Founded in 1886, the National Baptist Convention, USA, Inc. is the nation's oldest and largest African American religious convention with an estimated membership of 7.5 million according to its website.
The group announced in a press release Monday that Clinton will address delegates at their convention in Kansas City, Kansas, at 5:00 p.m. on Thursday.
"Democratic presidential candidate, Hillary Clinton, will be allowed to address the delegates in attendance for the 136th Annual Session being held in the Kansas City Convention Center (KCCC). The NBC, USA, Inc," the statement said.
"The NBC, USA, Inc. encourages all members to be politically active by voting in all local, state and national elections. Churches are also encouraged to have voter registration drives throughout the year to ensure that all interests are represented in every election," the statement added.
The announcement comes on the heels of a recent New York Times report citing skepticism among young blacks about the Democratic presidential nominee.
According to The Times, four focus groups conducted in Cleveland and Jacksonville, Florida for the service employees union, a joint "super PAC" between organized labor and the billionaire environmentalist Tom Steyer, and a progressive group called Project New America showed that young African-Americans are not happy with Clinton.
"Young people feel discouraged and apprehensive about the political process as is, and then they look at the two options in front of us … Nobody has seen an agenda for African-American millennials. I don't think they believe she cares about them," Christopher Prudhome, 31, told the Times as he recounted a recurring conversation he has with other African-Americans as he travels around the country as the head of a nonpartisan group dedicated to registering young voters.

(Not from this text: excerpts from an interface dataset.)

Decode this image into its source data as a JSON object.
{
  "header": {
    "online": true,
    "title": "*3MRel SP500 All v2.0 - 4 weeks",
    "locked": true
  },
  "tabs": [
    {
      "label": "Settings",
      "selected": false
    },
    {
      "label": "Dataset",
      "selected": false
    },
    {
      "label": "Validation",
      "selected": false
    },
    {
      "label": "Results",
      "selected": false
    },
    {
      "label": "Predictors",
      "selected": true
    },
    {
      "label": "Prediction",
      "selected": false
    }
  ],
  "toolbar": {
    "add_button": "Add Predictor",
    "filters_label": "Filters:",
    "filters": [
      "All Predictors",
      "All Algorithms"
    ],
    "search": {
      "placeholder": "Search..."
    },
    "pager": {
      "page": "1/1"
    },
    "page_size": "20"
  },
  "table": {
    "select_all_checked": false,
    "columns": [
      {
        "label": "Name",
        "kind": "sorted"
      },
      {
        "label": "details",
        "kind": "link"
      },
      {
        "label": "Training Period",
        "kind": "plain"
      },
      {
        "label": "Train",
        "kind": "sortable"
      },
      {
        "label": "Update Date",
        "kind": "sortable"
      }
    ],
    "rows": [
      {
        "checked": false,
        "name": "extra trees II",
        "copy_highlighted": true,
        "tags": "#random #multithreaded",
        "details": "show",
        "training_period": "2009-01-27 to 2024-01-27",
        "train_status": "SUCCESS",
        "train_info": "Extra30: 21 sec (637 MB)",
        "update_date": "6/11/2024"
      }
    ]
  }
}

In Florida, Ohio, Pennsylvania and Virginia, the Times explained, 70 percent of African Americans under 35 said they were backing Clinton, 8 percent showed support for Republican presidential candidate Donald Trump and 18 percent said they were backing another candidate or did not know whom they would support. President Barack Obama on the other hand won 92 percent of black voters under 45 nationally in 2012, according to exit polling.
Liberal operatives and advocacy groups have pegged this apathy as a cause of concern as black turnout hurt Democratic candidates in the last two midterm elections, the Times said. More than 25 percent of African-Americans are between 18 and 34, and 44 percent are older than 35, according to 2013 census data.

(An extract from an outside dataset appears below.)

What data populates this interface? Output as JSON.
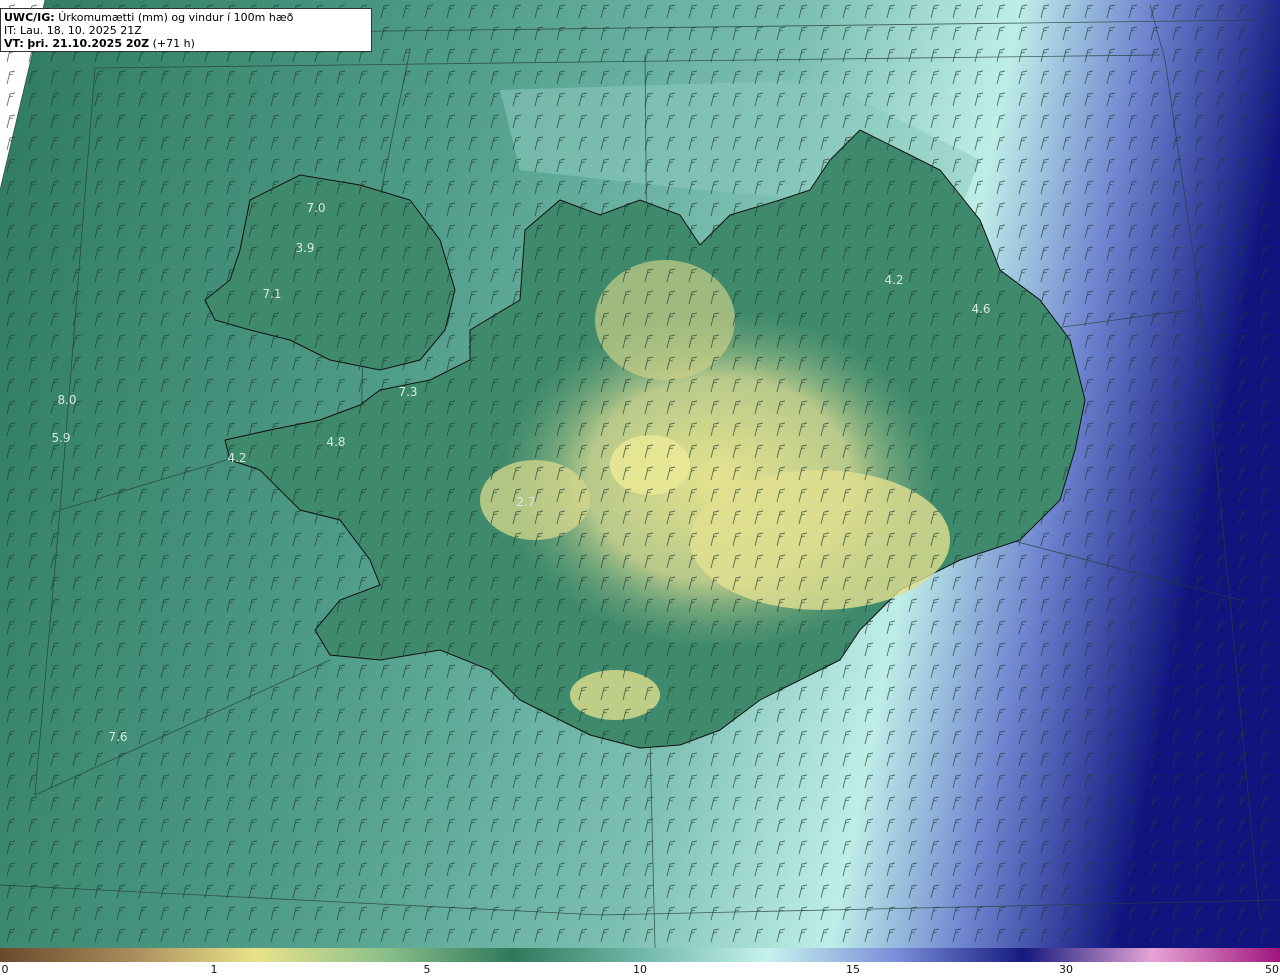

"There is no Democratic majority without these voters," Belcher told the Times. "The danger is that if you don't get these voters out, you've got the 2004 John Kerry electorate again."

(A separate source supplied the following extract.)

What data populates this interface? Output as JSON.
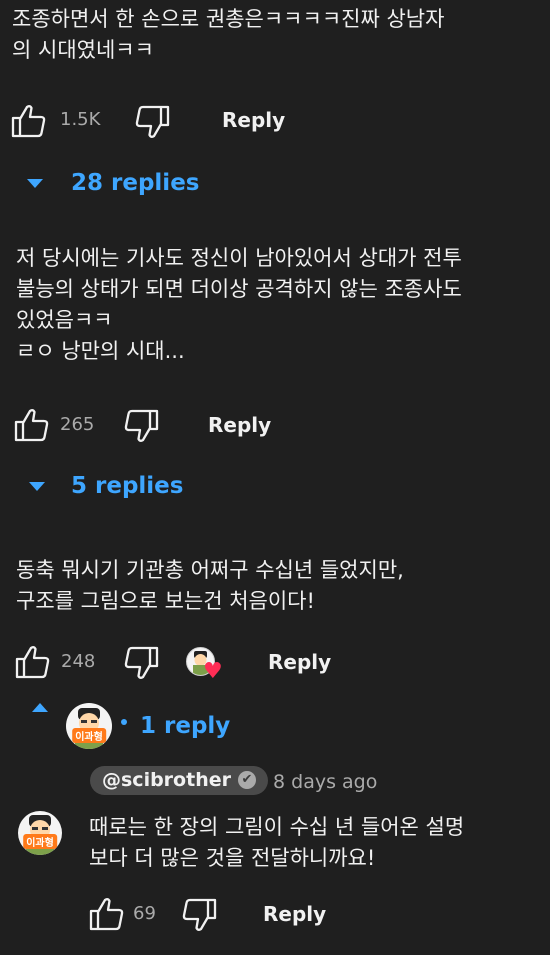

Some voters are concerned that Clinton has spent too much time focusing on her Republican rival instead of articulating what her plans are for the African-American community.
"We already know what the deal is with Trump," Nathan Baskerville, a 35-year-old North Carolina state representative told the Times. "Tell us what your plan is to make our life better."
Addisu Demissie, Clinton's voter outreach and mobilization director said the former secretary of state has laid out a series of proposals on criminal justice.
"It is on us to make sure that that's known," Demissie said. "We share their goals, we share their values and we want to make sure that's reflected through our campaign."